Maple 17 introduces parallelism into its memory management system, taking advantage of multiple processors to perform its job more quickly. This change can lead to a reduction of running times for all computations, not just parallel algorithms. With no code changes required, your computations will run 10% faster on average, with memory-intensive computations running up to 50% faster.
In addition, new programming constructs were added to make it easier to write parallel code. Variables and procedure remember tables can be declared local to the thread, so that each instance can store different values. This allows for complex algorithms that need to maintain state to be written in a thread-safe manner.
Details and Examples
One of the core components of Maple's engine is the 'garbage collector'. The garbage collector is responsible for finding and reclaiming memory that is no longer needed by the evaluation engine. In Maple 17, the garbage collector is capable of taking advantage of multiple processors to perform its job more quickly. As the garbage collector is used continuously as Maple runs, this speed up helps all users, not just those running parallel algorithms.
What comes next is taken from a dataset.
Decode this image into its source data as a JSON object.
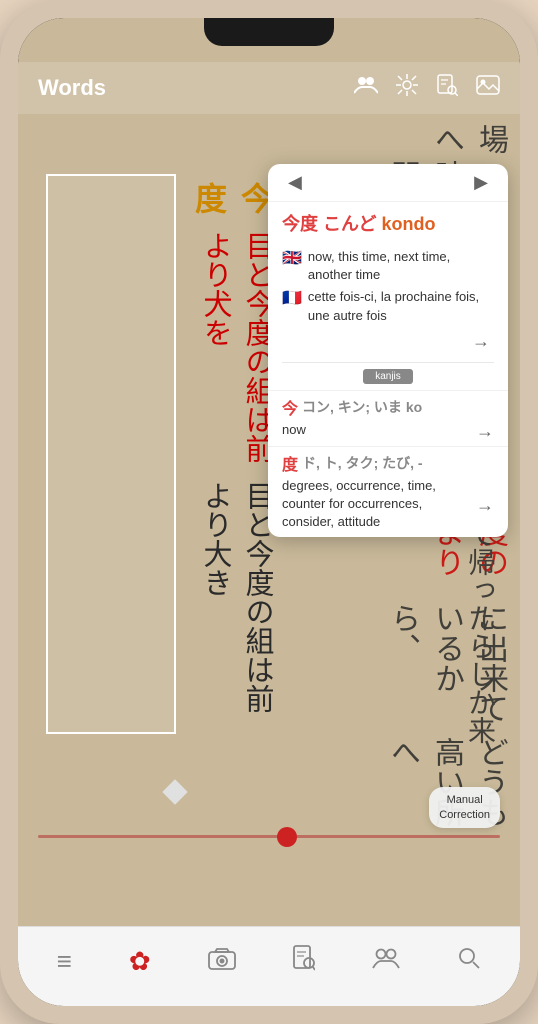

In Maple 17, procedures have different remember tables for each thread the procedure is executed on. When a procedure with a thread local remember table is executed in parallel, modifications to the remember table will not lead to thread safety issues. This change makes it easier to write thread safe functions that make use of remember tables, especially when direct manipulation of the remember table is required.
A procedure with a shared remember table, one that is shared between threads, can still be created by passing option shared to the procedure. This provides the same functionality as previous versions of Maple.
In Maple 17 remember tables are thread local by default. When a procedure with a remember table is called by multiple threads, the remembered results are only available on the thread that created them.
The following procedures implement a sequence similar to Fibonacci, where each term is the sum of the previous two terms, however the user can specify the initial values. A remember table is used to improve the performance of this procedure. The initial values are stored in FibsHelper's remember table where they act as the termination condition for the recursion.
This works when run on a single thread, and in Maple 17, it works when run in parallel.
In previous versions of Maple, the parallel evaluation can fail.
A procedure with a shared remember table (Maple's previous behavior) can still be created in Maple 17 by specifying the shared option. The following procedure will work when used in a single thread, but not in parallel.
When SharedFibs is called in parallel, incorrect results may be computed. Note that due to the nature of parallel execution, incorrect results may not occur on every run.
There are various things that can go wrong. Clearing the remember table in one thread can remove another thread's initial values, which will cause SharedFibsHelper to be called with invalid inputs (negative numbers). One threads initial values can overwrite another threads, which will cause that thread to compute incorrect results. One threads remembered values can be used by a different thread where those values are incorrect.
A procedure with a shared remember table can work correctly in parallel and computed results can be shared across threads. However there are may complexities that require procedures with shared remember tables to be written with care. Maple 17's thread local remember tables makes it easier for procedure written for single threaded execution to work in parallel.
In Maple 17, module local variables can be declared thread local, meaning that they store a different value for each thread that access the variable. This allows for complex algorithms that need to maintain state to be written in a thread safe manner.
A module that wants to maintain internal state generally will not work correctly when executed in parallel. Consider the following example: the Mapper module maintains an internal state using the variables func and data. The setMapper routine is used to set these variables. When ModuleApply is called, it maps func over the given data.
If you execute the adder and multer commands in parallel, you can get incorrect results. Executing the following statement multiple times will show different results, some of which will be incorrect.
Incorrect results are computed because the func and data state variables are shared between threads. Thus when one thread changes func's value, the other thread is also affected. In Maple 17, this can be fixed by declaring the state variables as thread_local. This means that each thread will maintain its own value for the state variables. Thus changing the value in one thread will not effect other threads.
Executing this version, using the thread local variables, will return the expected result.